Resident care problems at Providence Place have become so serious that one family moved their loved one out, while others say soaring temperatures and understaffing are still putting their loved ones at risk in the care home.
“Families are telling me that basic needs are going unmet at Providence Place,” said NDP Leader Cam Broten in Moose Jaw on Wednesday. “That’s absolutely unacceptable. We can afford to do better in Saskatchewan – but the government has to stop dismissing these concerns. While the Sask. Party takes a head-in-the-sand approach on seniors care and long-term care, people are being put at risk.”
Kim White moved her grandmother, Doreen Wolfe, out of the care home at the end of July, taking a leave of absence from her job to take her grandmother into her own home. The lack of staff and lack of care standards were dangerous at Providence Place, says White.
Wolfe moved into Providence Place, a Moose Jaw long-term care home, in February. Within a week of moving in, the 77-year-old had a broken hip and soon after a six-inch bedsore stretched across her lower back.

White says the neglect her grandmother suffered included being left on the ground after a fall, with a monitor going off but no staff available to respond; being left on the toilet for long stretches of time; and not receiving proper hygienic care. Even during her once-weekly baths her bedsore bandages weren’t changed, so they became soaked in bathwater. White says she was told to give her grandmother less water to prevent her needing to use the bathroom as often.
Lori Boothman says her brother’s room at Providence Place is overheated while the air conditioner is broken – a risk to his health, especially since he struggles to get enough water because of understaffing.

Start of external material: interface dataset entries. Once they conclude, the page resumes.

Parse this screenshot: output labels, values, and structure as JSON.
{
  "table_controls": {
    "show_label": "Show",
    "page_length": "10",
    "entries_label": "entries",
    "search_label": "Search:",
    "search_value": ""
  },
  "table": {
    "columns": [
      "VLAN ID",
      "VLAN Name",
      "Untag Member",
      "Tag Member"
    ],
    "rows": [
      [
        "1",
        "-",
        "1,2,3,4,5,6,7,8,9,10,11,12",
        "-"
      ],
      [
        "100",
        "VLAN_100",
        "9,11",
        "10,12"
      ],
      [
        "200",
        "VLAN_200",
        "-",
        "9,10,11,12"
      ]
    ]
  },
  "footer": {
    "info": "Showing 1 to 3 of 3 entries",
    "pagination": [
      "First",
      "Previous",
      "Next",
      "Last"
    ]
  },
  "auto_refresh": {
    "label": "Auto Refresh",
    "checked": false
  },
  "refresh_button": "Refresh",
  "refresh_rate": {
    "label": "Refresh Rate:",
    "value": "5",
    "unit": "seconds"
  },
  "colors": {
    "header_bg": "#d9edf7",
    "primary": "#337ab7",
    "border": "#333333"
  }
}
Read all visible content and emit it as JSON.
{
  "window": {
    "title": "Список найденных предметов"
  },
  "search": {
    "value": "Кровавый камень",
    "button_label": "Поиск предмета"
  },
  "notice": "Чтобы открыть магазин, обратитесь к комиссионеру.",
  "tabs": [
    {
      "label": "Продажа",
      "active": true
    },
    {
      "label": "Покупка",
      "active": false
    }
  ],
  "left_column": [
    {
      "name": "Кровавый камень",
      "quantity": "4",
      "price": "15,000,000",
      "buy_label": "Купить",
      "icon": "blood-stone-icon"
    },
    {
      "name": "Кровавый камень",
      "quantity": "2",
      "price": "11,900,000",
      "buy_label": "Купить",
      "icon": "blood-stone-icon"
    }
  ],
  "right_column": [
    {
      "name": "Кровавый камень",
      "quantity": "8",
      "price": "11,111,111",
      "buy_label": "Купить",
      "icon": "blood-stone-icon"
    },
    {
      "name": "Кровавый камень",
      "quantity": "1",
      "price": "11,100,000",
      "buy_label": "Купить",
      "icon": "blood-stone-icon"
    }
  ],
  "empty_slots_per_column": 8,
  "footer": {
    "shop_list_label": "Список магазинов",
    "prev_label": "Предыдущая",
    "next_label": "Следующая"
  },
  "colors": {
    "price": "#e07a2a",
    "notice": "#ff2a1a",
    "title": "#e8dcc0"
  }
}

Boothman’s brother Greg, 48, lives in Providence Place. He has advanced Multiple Sclerosis (MS) and, like many living with MS, heat is dangerous to his health – so much so a doctor once wrote him a prescription for “air conditioning.” His 80-year-old mother has to visit daily to help with basics like brushing his teeth and helping him stay hydrated.

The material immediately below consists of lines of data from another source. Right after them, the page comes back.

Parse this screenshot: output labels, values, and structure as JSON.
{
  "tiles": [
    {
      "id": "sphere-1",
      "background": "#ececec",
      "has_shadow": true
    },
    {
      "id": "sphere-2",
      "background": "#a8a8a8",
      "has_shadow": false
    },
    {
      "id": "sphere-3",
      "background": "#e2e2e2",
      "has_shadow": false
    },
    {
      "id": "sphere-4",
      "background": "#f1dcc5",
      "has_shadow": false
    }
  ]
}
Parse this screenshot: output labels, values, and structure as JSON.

The air conditioning unit at Providence Place has been failing for years, and hasn’t worked a single day this hot summer. Portable units only cool the hallways at Providence Place and the air conditioning is not expected to be fixed until fall.
Also because of understaffing, bedsores and infections are common for her brother, says Lori Boothman, who added that on multiple occasions he had been put into bed for the day because staff didn’t have time to properly care for him.

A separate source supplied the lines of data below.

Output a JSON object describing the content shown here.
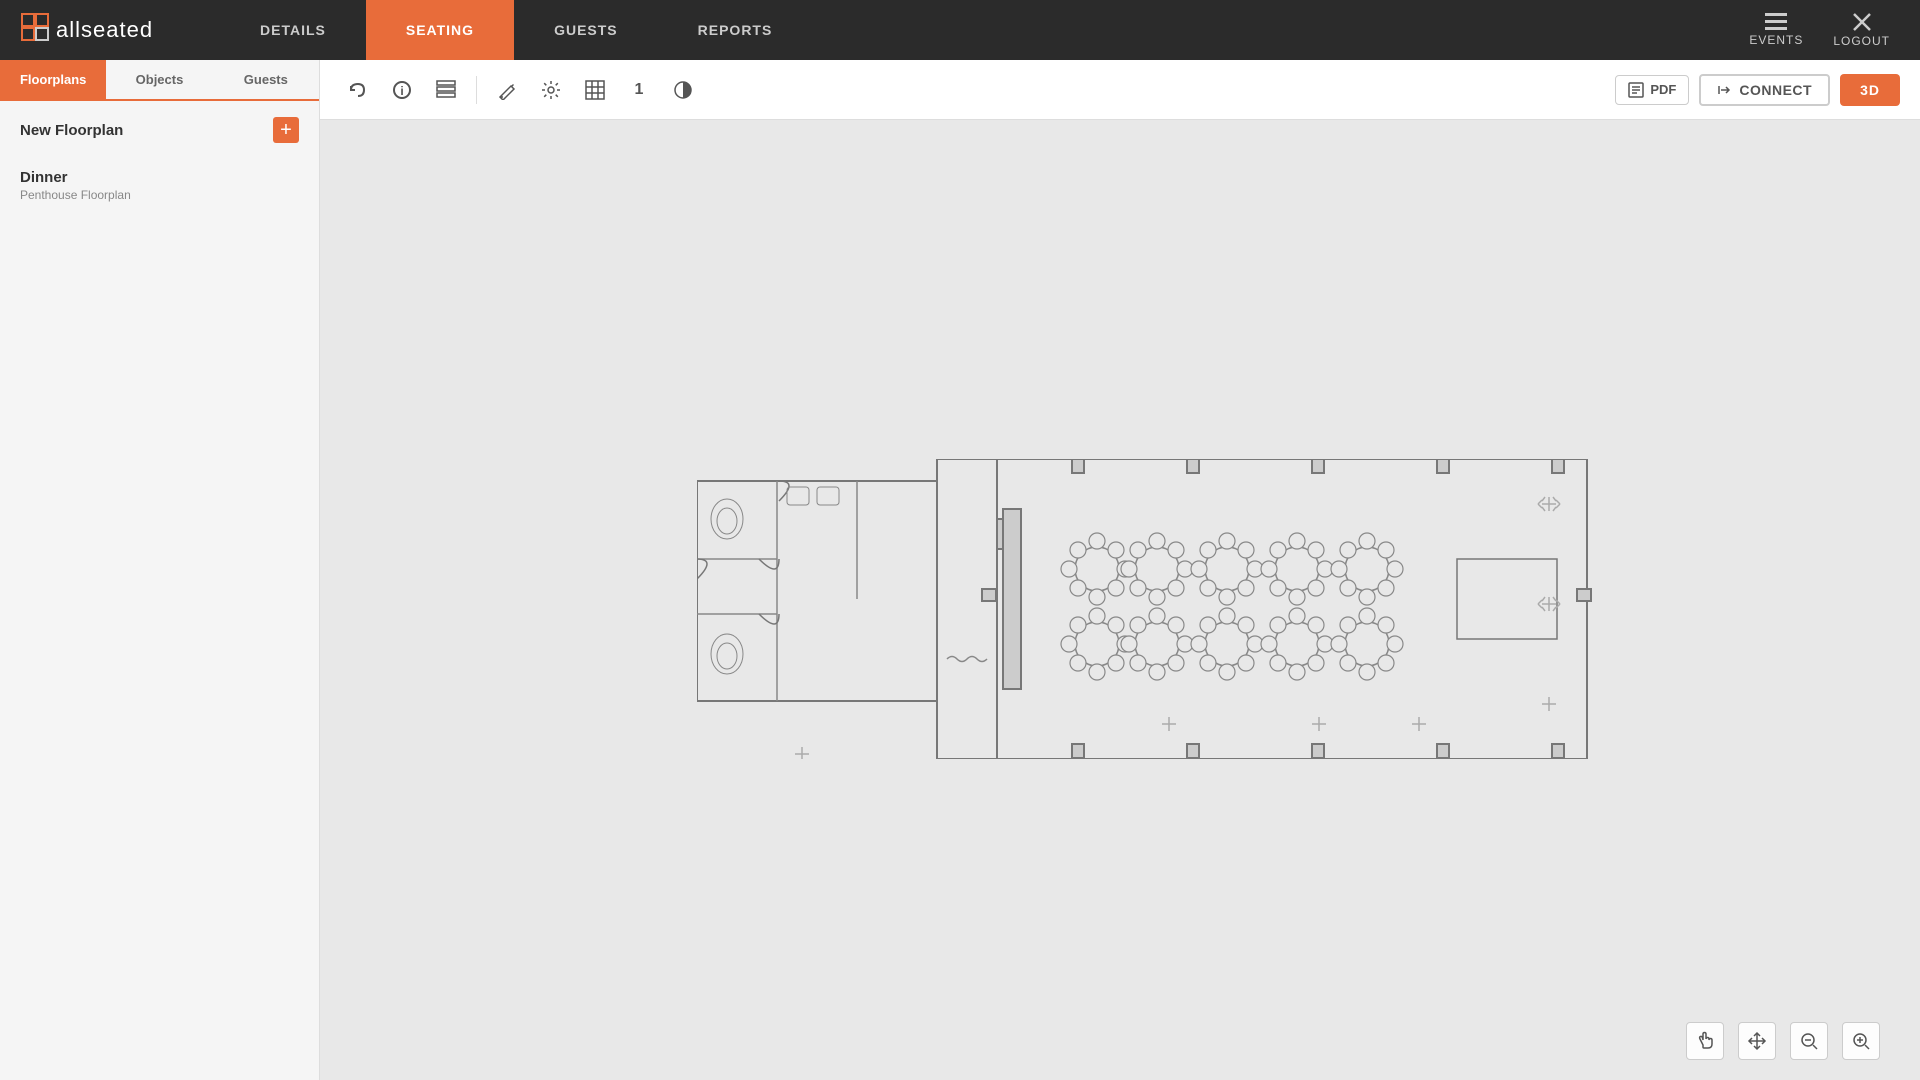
{
  "app": {
    "logo_icon": "⬛",
    "logo_text": "allseated"
  },
  "nav": {
    "items": [
      {
        "label": "DETAILS",
        "active": false
      },
      {
        "label": "SEATING",
        "active": true
      },
      {
        "label": "GUESTS",
        "active": false
      },
      {
        "label": "REPORTS",
        "active": false
      }
    ],
    "right": [
      {
        "label": "EVENTS",
        "icon": "≡"
      },
      {
        "label": "LOGOUT",
        "icon": "✕"
      }
    ]
  },
  "sidebar": {
    "tabs": [
      {
        "label": "Floorplans",
        "active": true
      },
      {
        "label": "Objects",
        "active": false
      },
      {
        "label": "Guests",
        "active": false
      }
    ],
    "new_floorplan_label": "New Floorplan",
    "new_floorplan_btn": "+",
    "floorplans": [
      {
        "name": "Dinner",
        "sub": "Penthouse Floorplan"
      }
    ]
  },
  "toolbar": {
    "pdf_label": "PDF",
    "connect_label": "CONNECT",
    "btn_3d_label": "3D"
  },
  "bottom_controls": {
    "hand_icon": "✋",
    "move_icon": "✛",
    "minus_icon": "−",
    "plus_icon": "+"
  }
}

“Families and health care professionals have been speaking out with me for more than a year to remind Mr. Wall once again of the deeply concerning neglect in care homes,” said Broten. “Scrapping the minimum care standards in 2011 was a mistake, and failing to keep up with the growing population of seniors who need care is a mistake that has already cost far too much for too many. It’s time for action to address the seniors care crisis.”
Broten’s NDP has proposed minimum care standards, including staffing ratios, through a private member’s bill, The Residents in Care Bill of Rights Act. The Sask. Party voted against that bill. Broten has also proposed a Seniors Advocate office be established to help seniors and their families navigate care options and raise concerns before they become a crisis.